Question: Looking thru the documentation and the data sets, I see (what looks to me) as different variations of data input (scalar or arrays). Is this true throughout the program?


new transformer.reg1a phases=3 windings=2 buses=[150 150r] conns=[wye wye]

~ kvs=[4.16 4.16] kvas=[5000 5000] XHL=.001 %LoadLoss=0.00001 ppm=0.0

New Transformer.XFM1 Phases=3 Windings=2 Xhl=2.72

~ wdg=1 bus=61s conn=Delta kv=4.16 kva=150 %r=0.635

~ wdg=2 bus=610 conn=Delta kv=0.48 kva=150 %r=0.635


While we've made an effort to maintain some uniformity in the way various elements are defined, there is nothing in the program that requires it. The DSS executive parses the "New Transformer.Myname" and once it determines which class is being addressed (in this case, Transformer) it passes everything else to the property editor of the Transformer class. It is the responsibility of that class to process the definitions of the properties. So the different classes can have different ways to define properties.

Another object class that uses both scalars and arrays is the Capacitor. While most of the time you can get by with a scalar definition, the Capacitor is really a multistep filter bank and you can expressly define each step using arrays.

The Transformer object is one of the more complex in terms of defining properties. We started off years ago with the second form above, but soon tired of typing all those lines. Then we implemented the array form of entering buses and ratings. However, some prefer the second form because it is often more readable.

Another reason we allow arrays for the Transformer class is there is no limit on the number of windings you can define. The biggest one we have done had more than a dozen windings. Of course, you have to know how to compute the short circuit matrices for such models.

Note you can also specify %r for a 2winding transformer by setting %loadloss= .... This sets the %r for the first 2 windings, which are assumed to be the main loadbearing windings. (This is not always true and may require some fixup to the script for some 3winding transformers.)

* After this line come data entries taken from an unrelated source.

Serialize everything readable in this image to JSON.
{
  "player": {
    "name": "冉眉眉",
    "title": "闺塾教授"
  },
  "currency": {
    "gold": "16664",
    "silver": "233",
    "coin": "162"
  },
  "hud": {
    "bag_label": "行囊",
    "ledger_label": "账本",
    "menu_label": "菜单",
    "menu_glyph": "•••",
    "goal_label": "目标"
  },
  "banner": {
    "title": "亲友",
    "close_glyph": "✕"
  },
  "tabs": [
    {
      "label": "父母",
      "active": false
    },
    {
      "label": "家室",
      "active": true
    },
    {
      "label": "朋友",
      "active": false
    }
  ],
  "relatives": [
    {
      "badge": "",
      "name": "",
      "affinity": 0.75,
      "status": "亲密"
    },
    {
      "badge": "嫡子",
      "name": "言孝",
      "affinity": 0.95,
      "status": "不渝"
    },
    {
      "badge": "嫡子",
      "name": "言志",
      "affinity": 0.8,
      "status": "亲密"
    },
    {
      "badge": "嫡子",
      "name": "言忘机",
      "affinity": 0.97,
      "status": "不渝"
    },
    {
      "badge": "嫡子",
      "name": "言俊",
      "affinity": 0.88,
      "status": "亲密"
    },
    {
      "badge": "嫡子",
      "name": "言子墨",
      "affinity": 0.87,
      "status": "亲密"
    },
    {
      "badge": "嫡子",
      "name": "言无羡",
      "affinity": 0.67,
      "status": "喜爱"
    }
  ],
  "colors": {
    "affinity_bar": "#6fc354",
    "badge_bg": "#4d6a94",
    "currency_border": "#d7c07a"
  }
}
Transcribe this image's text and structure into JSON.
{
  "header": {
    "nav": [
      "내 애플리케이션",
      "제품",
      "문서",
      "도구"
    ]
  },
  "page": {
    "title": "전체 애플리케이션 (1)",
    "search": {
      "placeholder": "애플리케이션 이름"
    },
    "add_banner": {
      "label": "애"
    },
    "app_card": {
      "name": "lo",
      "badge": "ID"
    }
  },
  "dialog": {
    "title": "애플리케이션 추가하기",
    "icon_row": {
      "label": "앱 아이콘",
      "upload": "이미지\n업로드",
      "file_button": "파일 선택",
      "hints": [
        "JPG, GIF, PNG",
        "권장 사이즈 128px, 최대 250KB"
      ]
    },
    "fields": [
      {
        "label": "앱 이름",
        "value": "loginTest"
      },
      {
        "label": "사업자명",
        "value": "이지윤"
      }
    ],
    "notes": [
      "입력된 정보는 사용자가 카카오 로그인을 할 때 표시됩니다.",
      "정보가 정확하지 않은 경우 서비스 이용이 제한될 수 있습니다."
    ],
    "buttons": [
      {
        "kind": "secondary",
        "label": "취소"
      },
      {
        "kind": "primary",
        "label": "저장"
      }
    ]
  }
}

Many DSS classes have multiple ways to define the properties. This allows us to get closer to the original form of the data source and minimize the conversion effort (which, unfortunately is never zero).

We add properties (keywords) to classes with some regularity to improve data conversion. The Green Circuits project and other things we are working on has prompted several additions since OpenDSS was released Sept 2008. The DSS is perhaps unique in its software design to permit this with greater ease than other tools. If you look at the Edit function in any of the classes, you will see that to handle a new property, we simply have to added a new item to the CASE statement and, of course, the new property name and help string.

We recently turned the Vsource into a 2terminal voltage source by adding one property (Bus2) and the code to handle it. (That is not in the November 2008 release, but if you have the ability to build from the code, you have access to it because the code on SourceForge.Net is up to date.)